Increased emphasis is being placed on developing creative approaches when working with children in research settings, especially with sensitive research topics like violence against children. Community art is a social form of art that gives artists the opportunity to work in collaboration with the public, with the aim of highlighting and addressing specific social issues. This chapter reflects on an art exhibition organised in Reykjavík called Wishes of Icelandic Children. The project was a collaboration between artists and children. The aim of the chapter is to present how an art exhibition may put violence that children experience into focus and encourage attendees to reflect on the subject by looking at descriptive pictures and texts from the Convention on the Rights of the Child and then writing comments about their thoughts and feelings. The research questions are: How do children express themselves about sensitive topics such as abuse and violence? Can community art enable professionals to better support increased participation of children in discussions about abuse and violence? This study involved a qualitative thematic analysis of comments written by children after having seen the exhibition. Three students took part in the analysis process as co-researchers. The exhibition was successful in creating a platform where children could express themselves on topics concerning abuse and violence. Many comments expressed an ardent desire to end violence in society, especially emphasising bullying, which can limit young people's capacity to feel safe and express themselves.
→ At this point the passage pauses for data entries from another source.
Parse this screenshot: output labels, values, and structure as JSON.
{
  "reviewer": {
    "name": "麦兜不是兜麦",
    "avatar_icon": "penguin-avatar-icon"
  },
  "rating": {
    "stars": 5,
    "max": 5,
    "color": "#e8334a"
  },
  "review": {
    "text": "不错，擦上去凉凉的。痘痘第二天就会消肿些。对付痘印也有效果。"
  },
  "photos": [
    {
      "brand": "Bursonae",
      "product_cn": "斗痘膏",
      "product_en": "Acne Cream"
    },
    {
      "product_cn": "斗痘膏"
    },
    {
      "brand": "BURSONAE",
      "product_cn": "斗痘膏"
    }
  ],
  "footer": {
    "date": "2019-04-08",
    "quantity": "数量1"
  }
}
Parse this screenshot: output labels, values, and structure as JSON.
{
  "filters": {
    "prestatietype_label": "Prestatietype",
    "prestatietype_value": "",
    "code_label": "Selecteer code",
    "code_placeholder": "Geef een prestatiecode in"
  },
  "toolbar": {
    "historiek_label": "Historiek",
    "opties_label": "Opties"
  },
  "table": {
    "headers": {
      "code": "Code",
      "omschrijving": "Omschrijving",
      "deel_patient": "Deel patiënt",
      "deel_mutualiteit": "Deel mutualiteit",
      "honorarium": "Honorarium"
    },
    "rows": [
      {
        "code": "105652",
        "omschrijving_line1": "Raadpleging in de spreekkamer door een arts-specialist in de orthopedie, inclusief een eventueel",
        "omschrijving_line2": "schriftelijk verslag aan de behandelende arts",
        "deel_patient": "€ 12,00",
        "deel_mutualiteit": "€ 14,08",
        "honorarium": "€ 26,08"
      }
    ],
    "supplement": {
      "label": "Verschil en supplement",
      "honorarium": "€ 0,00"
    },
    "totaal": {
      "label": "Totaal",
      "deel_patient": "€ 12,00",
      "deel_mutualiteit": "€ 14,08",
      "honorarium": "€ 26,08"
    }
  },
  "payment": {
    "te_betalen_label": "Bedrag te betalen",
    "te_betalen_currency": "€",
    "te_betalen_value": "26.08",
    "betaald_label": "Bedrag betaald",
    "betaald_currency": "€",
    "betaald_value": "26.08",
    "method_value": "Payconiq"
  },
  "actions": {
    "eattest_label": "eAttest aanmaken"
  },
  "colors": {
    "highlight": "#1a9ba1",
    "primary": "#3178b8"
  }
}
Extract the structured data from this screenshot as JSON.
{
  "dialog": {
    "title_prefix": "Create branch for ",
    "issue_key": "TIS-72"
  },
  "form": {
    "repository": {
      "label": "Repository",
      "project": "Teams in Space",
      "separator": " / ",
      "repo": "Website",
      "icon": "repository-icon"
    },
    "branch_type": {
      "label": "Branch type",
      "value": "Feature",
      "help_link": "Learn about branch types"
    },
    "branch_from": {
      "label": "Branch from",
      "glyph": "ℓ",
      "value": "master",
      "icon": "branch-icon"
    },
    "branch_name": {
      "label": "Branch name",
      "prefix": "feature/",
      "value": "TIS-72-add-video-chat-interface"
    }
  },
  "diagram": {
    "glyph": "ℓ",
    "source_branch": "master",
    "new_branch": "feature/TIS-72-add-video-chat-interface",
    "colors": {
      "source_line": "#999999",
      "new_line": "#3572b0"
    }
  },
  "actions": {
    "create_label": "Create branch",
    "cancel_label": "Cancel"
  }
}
This chapter focuses on ways of giving voice to the survivors of institutional abuse and how their contribution can be capitalised in raising community awareness of this…
This chapter focuses on ways of giving voice to the survivors of institutional abuse and how their contribution can be capitalised in raising community awareness of this phenomenon. The collection of testimonies demonstrates that institutional abuse is a common and widespread phenomenon that in most cases remains unrevealed throughout the life course. The participatory research process we describe is part of an important social and clinical intervention developed in the framework of two projects. The chapter illustrates outputs and outcomes related to disclosure of institutional abuse and its long-term consequences, as well as the meaning and implications of collective trauma. Results confirm the need to promote the voice of survivors to build a new professional and community culture and sensitisation towards children's right to be heard as an essential instrument to prevent and detect institutional ill treatment. Participatory processes can overcome the resistance of individuals, professional communities and politicians to recognising the phenomenon, emphasising institutional responsibilities and the specific effects of a serious form of maltreatment that requires extraordinary and specific interventions in terms of intensity and flexibility. This chapter describes a fieldwork and research experience made possible thanks to a strong alliance with survivors who engaged in a process of reflection and theoretical elaboration that generated both social and clinical impacts.